Before receiving GW’s letter of 1 Feb., Ball left Lancaster County and returned home to Spotsylvania County, from where he wrote GW on 16 Feb.: “About the 14 of last month I wrote you a letter, from Lancaster County (this State) and from my not receiving an answer & some other circumstance I have some doubt whither you have receiv’d it or not—the purpose of which was, that I was informed by your letter to Mr Geo: Fitzhugh of King George County (with whome you had been on a contract, and who has since declined it) of your intent to sell your land which you hold in Glousester County—from my circumstances and my knowledge of the land I wish to purchase upon the terms you mention in that letter—of your intent still to sell your Agent in this state if any and other particulars you will much oblige me to let me know immediately by post as it will be a matter of importance for me to know soon. . . .
“When I wrote the letter mentioned above I was in Lancaster—from home, and expected to have continued there untill your answer should have arived; but I am now in Spotsylvania and shall continue” (DLC:GW).
And after receiving GW’s letter of 1 Feb., Ball wrote from Fredericksburg in Spotsylvania County on 1 Mar.: “I receiv’d your favour this day in answer to mine wrote in January last—from its not having arrived sooner (owing to mine being ⟨dated⟩ from Lancaster) I wrote you one other some time in February, which I suppose before this you have received—the terms which you mention I think would suit me, and I shall make it my endeavour to be at your Seat (Mount Vernon) by the twentieth of March—or at any rate by the last of that month untill which time I hope you will consider (as I shall consider and be influenced by it in my affairs) the contract as Obligatory” (DLC:GW).
Finding that he would be unable to get to Mount Vernon by 20 Mar., Ball wrote GW on 15 Mar.: “my peculiar circumstance (not known at the time I wrote you) obliges me to pospone the time of my coming untill the first day of April; if I can possibly come sooner I will but untill that Time You will greatly oblige me not to enter on any new contract with another—as I calculate upon it, and under the apprehension of becoming a purchaser shall so order my matters” (DLO.GW).

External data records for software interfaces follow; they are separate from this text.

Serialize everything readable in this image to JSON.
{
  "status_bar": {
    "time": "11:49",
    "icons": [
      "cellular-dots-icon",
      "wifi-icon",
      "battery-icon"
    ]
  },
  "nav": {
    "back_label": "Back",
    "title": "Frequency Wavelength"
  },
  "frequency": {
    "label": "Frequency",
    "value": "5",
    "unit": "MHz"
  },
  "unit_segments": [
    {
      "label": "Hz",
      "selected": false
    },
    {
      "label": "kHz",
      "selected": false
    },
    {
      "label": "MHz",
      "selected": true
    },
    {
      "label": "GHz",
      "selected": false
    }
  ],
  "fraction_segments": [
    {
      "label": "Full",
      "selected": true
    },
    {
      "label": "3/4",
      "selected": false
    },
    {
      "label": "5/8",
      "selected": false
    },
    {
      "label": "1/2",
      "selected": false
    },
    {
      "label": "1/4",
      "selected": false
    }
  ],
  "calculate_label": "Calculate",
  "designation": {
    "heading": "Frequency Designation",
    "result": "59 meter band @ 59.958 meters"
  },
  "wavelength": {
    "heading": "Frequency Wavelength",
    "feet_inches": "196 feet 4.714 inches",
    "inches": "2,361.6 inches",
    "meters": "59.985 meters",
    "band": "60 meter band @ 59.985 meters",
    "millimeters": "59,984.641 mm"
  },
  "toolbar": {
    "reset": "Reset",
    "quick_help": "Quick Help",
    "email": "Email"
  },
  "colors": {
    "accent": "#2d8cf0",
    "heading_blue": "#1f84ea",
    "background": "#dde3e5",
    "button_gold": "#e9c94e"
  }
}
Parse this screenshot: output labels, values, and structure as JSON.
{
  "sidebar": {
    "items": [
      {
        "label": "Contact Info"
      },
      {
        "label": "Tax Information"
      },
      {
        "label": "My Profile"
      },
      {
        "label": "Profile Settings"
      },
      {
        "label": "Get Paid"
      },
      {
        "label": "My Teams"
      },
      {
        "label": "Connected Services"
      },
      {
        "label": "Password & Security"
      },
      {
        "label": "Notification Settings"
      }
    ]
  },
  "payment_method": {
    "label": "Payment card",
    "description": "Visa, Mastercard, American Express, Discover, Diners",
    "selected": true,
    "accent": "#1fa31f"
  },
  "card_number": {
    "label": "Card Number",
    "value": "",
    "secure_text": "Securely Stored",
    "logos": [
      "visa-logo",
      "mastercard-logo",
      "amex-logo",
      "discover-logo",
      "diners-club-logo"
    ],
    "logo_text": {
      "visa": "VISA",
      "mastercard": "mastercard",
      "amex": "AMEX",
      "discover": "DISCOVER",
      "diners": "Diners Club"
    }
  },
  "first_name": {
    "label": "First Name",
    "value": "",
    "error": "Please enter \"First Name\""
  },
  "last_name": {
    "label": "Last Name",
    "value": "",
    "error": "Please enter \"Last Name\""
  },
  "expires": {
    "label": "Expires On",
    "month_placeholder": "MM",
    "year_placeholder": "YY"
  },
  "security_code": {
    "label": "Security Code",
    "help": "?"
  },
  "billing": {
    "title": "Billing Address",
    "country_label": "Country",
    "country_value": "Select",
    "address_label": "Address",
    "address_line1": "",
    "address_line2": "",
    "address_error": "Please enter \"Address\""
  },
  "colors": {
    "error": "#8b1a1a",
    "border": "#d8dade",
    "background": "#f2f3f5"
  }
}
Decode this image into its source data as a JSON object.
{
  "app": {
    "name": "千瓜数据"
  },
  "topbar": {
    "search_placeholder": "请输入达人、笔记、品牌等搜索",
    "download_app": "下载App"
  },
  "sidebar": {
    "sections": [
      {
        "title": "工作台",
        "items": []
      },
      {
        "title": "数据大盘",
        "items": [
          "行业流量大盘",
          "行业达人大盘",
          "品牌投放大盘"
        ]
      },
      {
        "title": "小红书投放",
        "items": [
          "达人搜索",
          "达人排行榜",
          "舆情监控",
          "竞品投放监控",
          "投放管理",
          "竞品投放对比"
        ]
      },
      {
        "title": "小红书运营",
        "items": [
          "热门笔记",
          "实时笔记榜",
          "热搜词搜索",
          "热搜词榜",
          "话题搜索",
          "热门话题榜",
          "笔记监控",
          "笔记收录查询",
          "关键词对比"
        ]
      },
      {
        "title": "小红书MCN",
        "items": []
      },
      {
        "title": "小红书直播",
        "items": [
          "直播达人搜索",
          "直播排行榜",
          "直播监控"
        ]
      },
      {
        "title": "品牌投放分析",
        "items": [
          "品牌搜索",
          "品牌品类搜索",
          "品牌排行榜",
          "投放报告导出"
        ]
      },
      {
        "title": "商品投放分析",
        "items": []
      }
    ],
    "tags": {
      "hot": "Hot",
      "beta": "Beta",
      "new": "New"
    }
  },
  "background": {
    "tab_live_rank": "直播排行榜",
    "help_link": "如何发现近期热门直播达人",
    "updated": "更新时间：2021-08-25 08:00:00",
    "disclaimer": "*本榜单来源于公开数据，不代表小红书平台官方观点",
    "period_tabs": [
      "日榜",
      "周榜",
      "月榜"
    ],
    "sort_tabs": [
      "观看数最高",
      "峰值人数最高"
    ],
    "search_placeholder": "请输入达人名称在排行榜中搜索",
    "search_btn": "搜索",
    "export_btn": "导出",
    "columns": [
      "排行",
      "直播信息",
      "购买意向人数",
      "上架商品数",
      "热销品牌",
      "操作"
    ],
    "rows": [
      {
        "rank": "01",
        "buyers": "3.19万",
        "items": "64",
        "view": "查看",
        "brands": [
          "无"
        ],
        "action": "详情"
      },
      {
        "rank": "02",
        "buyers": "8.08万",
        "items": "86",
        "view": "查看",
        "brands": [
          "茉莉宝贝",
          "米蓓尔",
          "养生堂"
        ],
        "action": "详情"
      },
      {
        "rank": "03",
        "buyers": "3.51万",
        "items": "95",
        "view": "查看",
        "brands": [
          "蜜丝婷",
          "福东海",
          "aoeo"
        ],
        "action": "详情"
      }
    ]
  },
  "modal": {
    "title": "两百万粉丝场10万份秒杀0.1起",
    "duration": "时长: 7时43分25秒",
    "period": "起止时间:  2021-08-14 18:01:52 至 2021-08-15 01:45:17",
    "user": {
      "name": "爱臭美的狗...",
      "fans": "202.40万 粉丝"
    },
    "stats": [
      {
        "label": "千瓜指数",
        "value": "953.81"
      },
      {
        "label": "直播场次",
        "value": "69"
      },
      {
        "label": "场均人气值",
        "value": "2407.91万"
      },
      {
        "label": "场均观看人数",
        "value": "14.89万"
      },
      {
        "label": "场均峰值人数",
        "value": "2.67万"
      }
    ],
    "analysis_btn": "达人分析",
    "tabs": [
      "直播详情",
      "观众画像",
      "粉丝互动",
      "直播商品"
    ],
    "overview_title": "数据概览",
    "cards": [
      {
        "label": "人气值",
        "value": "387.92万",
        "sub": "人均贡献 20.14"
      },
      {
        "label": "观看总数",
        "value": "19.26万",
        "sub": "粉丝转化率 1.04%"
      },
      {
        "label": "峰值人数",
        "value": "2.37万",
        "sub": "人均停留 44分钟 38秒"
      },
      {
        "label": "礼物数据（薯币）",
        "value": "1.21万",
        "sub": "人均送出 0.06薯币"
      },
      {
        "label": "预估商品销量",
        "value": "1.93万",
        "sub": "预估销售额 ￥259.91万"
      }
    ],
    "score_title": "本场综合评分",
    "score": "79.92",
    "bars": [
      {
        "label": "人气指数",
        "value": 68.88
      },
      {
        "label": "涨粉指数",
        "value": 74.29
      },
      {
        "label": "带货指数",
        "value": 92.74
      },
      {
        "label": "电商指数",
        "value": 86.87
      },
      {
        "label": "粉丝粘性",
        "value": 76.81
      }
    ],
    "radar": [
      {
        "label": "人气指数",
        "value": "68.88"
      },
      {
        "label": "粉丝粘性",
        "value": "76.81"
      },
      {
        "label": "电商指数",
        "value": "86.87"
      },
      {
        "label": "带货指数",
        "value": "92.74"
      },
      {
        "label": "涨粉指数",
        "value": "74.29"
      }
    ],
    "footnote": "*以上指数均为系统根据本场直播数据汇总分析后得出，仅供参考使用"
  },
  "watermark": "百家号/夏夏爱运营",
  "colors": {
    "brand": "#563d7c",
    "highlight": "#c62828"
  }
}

On 10 April GW acknowledged receipt of £197 Virginia currency from Ball in partial payment of £800 that he had agreed to pay for the Gloucester tract. It was agreed that Ball was to pay an additional £303 on or before 10 April 1798 and the final £300 in 1799 (receipt from GW to Ball, 10 April 1797, ADS, ViMtvL; see also Ledger C description begins Manuscript Ledger in Morristown National Historical Park, Morristown, N.J. description ends , 27 and Cash Memoranda, 1794-97 description begins Cash + Entries & Memorandums, 29 Sept. 1794–31 Aug. 1797. Manuscript in John Carter Brown Library, Providence. description ends ). For Ball’s subsequent challenge of the terms of the sale and GW’s biting rejoinder, see Ball to GW, 24 April 1797, and GW to Ball, 7 May 1797. The conditions of the sale are also spelled out in Ledger C description begins Manuscript Ledger in Morristown National Historical Park, Morristown, N.J. description ends , 59. Ball did not make the promised payments in 1798–99; see GW to Ball, 17 Mar., 25 Sept. 1799.
Before selling the land to Ball, GW had received a number of inquiries about it. See the letters to GW from Warner Lewis, 26 Oct. 1789, James Innes, 17 Aug. 1790, Thomas Parker, 31 Mar. 1793, Joshua Gayle, 8 Dec. 1793, Samuel Anderson, 24 Aug. 1795, Andrew Van Bibber, 28 Sept. 1795, George Fitzhugh, 14 Jan., 28 Mar., 20 May, 16 Aug. 1796, and Elkanah Talley, 16 Jan. 1797. See also GW’s letter to Innes, 28 Sept. 1790, to Thomas Parker, 7 Feb. 1793, to Anderson, 23 Sept. 1795, to Van Bibber, 4 Oct. 1795, and to Fitzhugh, 28 Jan. 1796.